We understand that, as a community, Brown’s primary focus should continue to be on preventing sexual assault in the first place. This requires a deep shift in culture that is grounded in the principle of respect for others, regardless of sex, gender identity, gender expression, or sexual orientation. Dating back at least to the 2014 “It’s On Us” initiative of the Obama-Biden White House, college campuses across the country, including Brown, have experienced the importance of calling all community members into the conversation on sexual violence prevention.

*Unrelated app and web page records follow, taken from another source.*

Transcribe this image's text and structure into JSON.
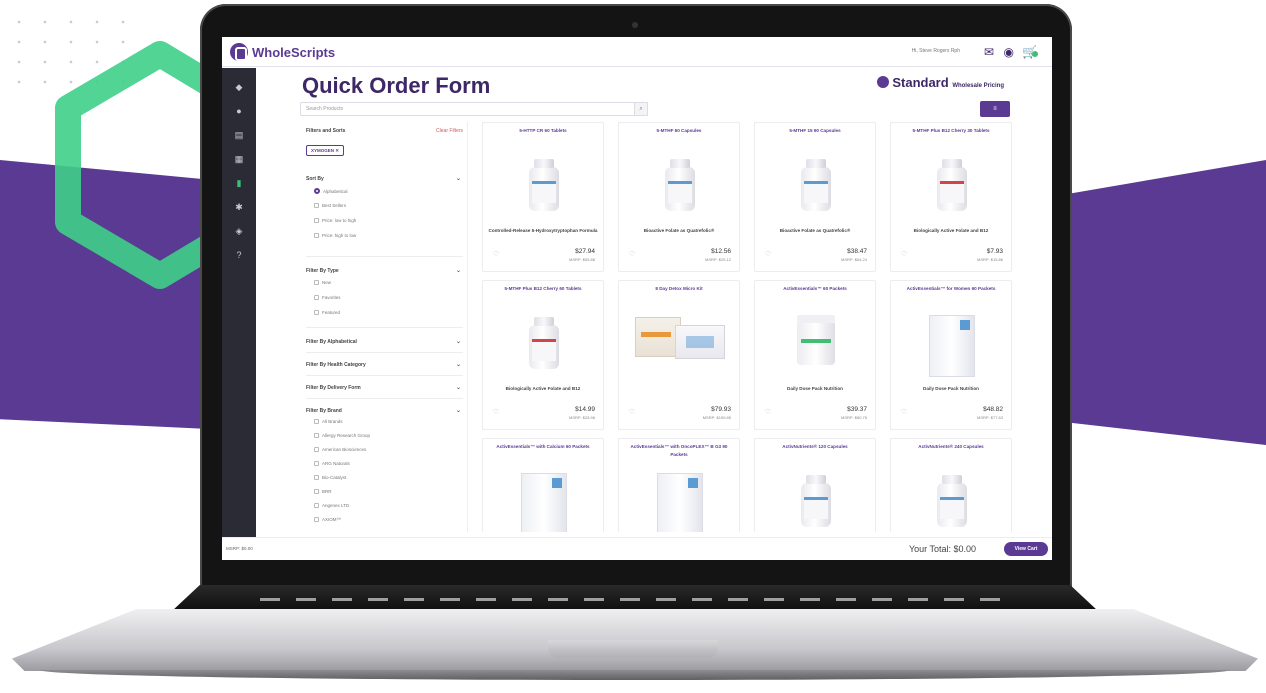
{
  "brand": {
    "name": "WholeScripts",
    "accent": "#5b3a93",
    "secondary": "#3fbf74"
  },
  "header": {
    "greeting": "Hi, Steve Rogers Rph",
    "icons": [
      "mail-icon",
      "user-account-icon",
      "cart-icon"
    ]
  },
  "sidebar": {
    "icons": [
      "dashboard-icon",
      "user-icon",
      "document-icon",
      "inbox-icon",
      "supplement-icon",
      "settings-icon",
      "tag-icon",
      "help-icon"
    ]
  },
  "page": {
    "title": "Quick Order Form",
    "tier": "Standard",
    "tier_suffix": "Wholesale Pricing",
    "search_placeholder": "Search Products"
  },
  "filters": {
    "heading": "Filters and Sorts",
    "clear": "Clear Filters",
    "active_chip": "XYMOGEN ✕",
    "sort_by": "Sort By",
    "sort_options": [
      "Alphabetical",
      "Best Sellers",
      "Price: low to high",
      "Price: high to low"
    ],
    "type_heading": "Filter By Type",
    "type_options": [
      "New",
      "Favorites",
      "Featured"
    ],
    "alpha_heading": "Filter By Alphabetical",
    "health_heading": "Filter By Health Category",
    "delivery_heading": "Filter By Delivery Form",
    "brand_heading": "Filter By Brand",
    "brand_options": [
      "All Brands",
      "Allergy Research Group",
      "American Biosciences",
      "ARG Naturals",
      "Bio-Catalyst",
      "BRR",
      "Angenex LTD",
      "AXIOM™"
    ]
  },
  "products": [
    {
      "title": "5-HTTP CR 60 Tablets",
      "name": "Controlled-Release 5-Hydroxytryptophan Formula",
      "price": "$27.94",
      "msrp": "MSRP: $55.88",
      "image": "bottle"
    },
    {
      "title": "5-MTHF 60 Capsules",
      "name": "Bioactive Folate as Quatrefolic®",
      "price": "$12.56",
      "msrp": "MSRP: $25.12",
      "image": "bottle"
    },
    {
      "title": "5-MTHF 15 90 Capsules",
      "name": "Bioactive Folate as Quatrefolic®",
      "price": "$38.47",
      "msrp": "MSRP: $64.24",
      "image": "bottle"
    },
    {
      "title": "5-MTHF Plus B12 Cherry 30 Tablets",
      "name": "Biologically Active Folate and B12",
      "price": "$7.93",
      "msrp": "MSRP: $15.86",
      "image": "bottle-red"
    },
    {
      "title": "5-MTHF Plus B12 Cherry 60 Tablets",
      "name": "Biologically Active Folate and B12",
      "price": "$14.99",
      "msrp": "MSRP: $28.98",
      "image": "bottle-red"
    },
    {
      "title": "8 Day Detox Micro Kit",
      "name": "",
      "price": "$79.93",
      "msrp": "MSRP: $159.85",
      "image": "kit"
    },
    {
      "title": "ActivEssentials™ 60 Packets",
      "name": "Daily Dose Pack Nutrition",
      "price": "$39.37",
      "msrp": "MSRP: $80.75",
      "image": "tub"
    },
    {
      "title": "ActivEssentials™ for Women 60 Packets",
      "name": "Daily Dose Pack Nutrition",
      "price": "$48.82",
      "msrp": "MSRP: $77.63",
      "image": "packbox"
    },
    {
      "title": "ActivEssentials™ with Calcium 60 Packets",
      "name": "",
      "price": "",
      "msrp": "",
      "image": "packbox"
    },
    {
      "title": "ActivEssentials™ with OncoPLEX™ B G3 90 Packets",
      "name": "",
      "price": "",
      "msrp": "",
      "image": "packbox"
    },
    {
      "title": "ActivNutrients® 120 Capsules",
      "name": "",
      "price": "",
      "msrp": "",
      "image": "bottle"
    },
    {
      "title": "ActivNutrients® 240 Capsules",
      "name": "",
      "price": "",
      "msrp": "",
      "image": "bottle"
    }
  ],
  "footer": {
    "msrp": "MSRP: $0.00",
    "total": "Your Total: $0.00",
    "view_cart": "View Cart"
  }
}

Effective culture change cannot be imposed by the administration on students, but instead must come out of collaborative efforts between students and a university’s administration. This fall, Brown was selected to take part in the Culture of Respect Collective’s two-year program dedicated to addressing on-campus sexual violence. Culture of Respect is hosted by the National Association of Student Affairs Administrators in Higher Education (NASPA) and created by researchers in public health and violence prevention, along with legal scholars and student affairs practitioners. This initiative will involve a rigorous review of Brown’s prevention, intervention and accountability systems and the development of a strategic plan to further our efforts and ensure a holistic response around sexual violence prevention.
A Campus Leadership Team led by administrators in BWell Health Promotion and the Title IX office launched this initiative by reaching out to faculty, staff and students involved with intervention and prevention work to assess Brown’s efforts, and the entire community will be asked to provide feedback on forthcoming recommendations. The success of this work will depend on deep community engagement.
I encourage all students, staff and faculty at Brown to commit to maintaining a safe, healthy and supportive community. I invite you to participate in the upcoming work of the Culture of Respect initiative. I also encourage the community to become familiar with the resources that provide support for victims of sexual assault as well the policies and procedures for reporting incidents.
I want to thank the students, faculty and staff who continue to be committed to progress in preventing and responding to issues of gender-based harassment and sexual violence.
Christina H. Paxson